Given a sorted data sequence, if the data sequence is empty, return
NULL to indicate the value does not exist, otherwise compare the
middle element's value with the value be

…ing searched. If there's a
match, return a reference to that element. If there is no match and
the value being searched is smaller, repeat the search upon the
lower half of the sequence, otherwise repeat the search on the
upper half of the sequence.
The data sequence must be in sorted order. With each unsuccessful
iteration of the algorithm, the order allows us to eliminate half
of the remaining elements. Typically, the data sequence will be
implemented as an array (or vector) as this allows constant-time
random-access to the middle element of the sequence. A binary tree
can also be used but, for efficiency, the tree must be balanced.
That is, for any subtree within the tree, there must be the same
number of nodes under both the left and right branches or no more
than 1 node difference. With a balanced binary tree, every node is
the middle element of its subtree.
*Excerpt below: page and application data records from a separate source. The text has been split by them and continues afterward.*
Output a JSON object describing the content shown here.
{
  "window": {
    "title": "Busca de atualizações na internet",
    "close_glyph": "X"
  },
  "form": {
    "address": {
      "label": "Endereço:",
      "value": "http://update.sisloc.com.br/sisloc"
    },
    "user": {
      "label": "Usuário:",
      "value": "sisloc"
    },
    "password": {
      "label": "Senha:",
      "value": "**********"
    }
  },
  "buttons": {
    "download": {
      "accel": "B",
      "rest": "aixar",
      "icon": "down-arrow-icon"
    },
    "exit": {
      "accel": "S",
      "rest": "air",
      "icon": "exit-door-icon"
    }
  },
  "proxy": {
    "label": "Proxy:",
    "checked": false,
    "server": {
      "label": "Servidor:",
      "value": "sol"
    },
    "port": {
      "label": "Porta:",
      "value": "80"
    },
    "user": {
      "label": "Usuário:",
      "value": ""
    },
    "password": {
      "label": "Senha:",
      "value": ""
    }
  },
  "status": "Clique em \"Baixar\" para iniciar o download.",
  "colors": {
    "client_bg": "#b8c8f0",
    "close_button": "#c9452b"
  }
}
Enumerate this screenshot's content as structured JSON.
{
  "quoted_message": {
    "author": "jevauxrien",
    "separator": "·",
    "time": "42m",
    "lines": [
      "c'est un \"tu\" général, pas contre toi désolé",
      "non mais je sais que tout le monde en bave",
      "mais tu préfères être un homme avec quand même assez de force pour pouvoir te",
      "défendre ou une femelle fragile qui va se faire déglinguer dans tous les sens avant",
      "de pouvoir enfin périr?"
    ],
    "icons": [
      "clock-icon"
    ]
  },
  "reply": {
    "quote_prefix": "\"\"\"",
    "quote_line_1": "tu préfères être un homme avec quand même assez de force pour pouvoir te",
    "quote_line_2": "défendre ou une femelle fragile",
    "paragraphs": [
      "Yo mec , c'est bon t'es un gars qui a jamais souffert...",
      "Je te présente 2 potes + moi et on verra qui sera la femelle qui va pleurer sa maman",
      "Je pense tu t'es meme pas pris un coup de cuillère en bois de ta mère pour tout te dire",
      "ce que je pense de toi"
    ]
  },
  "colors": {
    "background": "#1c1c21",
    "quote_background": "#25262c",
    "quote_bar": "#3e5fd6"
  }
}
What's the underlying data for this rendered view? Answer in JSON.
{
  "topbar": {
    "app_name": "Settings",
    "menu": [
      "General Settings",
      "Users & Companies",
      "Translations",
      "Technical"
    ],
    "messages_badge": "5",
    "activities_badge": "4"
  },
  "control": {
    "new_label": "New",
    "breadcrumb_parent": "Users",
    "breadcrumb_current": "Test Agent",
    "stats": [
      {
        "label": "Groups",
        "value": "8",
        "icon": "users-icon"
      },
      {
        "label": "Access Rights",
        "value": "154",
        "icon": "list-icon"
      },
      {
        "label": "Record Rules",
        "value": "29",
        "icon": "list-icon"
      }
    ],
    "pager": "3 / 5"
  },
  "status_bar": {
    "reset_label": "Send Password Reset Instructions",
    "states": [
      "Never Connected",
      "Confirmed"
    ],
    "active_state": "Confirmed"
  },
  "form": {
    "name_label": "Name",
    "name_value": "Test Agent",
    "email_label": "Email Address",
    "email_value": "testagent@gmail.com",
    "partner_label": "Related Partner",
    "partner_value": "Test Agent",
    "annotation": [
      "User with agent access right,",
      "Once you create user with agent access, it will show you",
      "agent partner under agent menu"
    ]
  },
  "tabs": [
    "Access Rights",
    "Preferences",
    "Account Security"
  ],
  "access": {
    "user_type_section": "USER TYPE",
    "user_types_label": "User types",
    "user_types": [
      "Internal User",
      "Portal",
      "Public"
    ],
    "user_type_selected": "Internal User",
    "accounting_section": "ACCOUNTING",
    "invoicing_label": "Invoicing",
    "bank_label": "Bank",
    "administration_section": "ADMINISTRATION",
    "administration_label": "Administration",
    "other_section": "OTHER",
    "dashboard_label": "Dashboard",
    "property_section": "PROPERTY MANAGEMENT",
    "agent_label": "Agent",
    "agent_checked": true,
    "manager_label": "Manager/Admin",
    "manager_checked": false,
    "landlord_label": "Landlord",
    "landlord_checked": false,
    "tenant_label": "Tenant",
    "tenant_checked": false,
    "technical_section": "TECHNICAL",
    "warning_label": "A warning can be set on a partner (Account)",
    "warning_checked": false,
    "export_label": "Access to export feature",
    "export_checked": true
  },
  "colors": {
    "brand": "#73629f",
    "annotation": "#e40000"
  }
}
Thus, for every unsuccessful
iteration, we simply traverse left or right, starting at the root.
The best case time complexity for binary search of n elements is
O(1), where the element is found in the first iteration (and is
therefore the middle element). The worst case is O(log n) - the
binary logarithm of n. (MORE)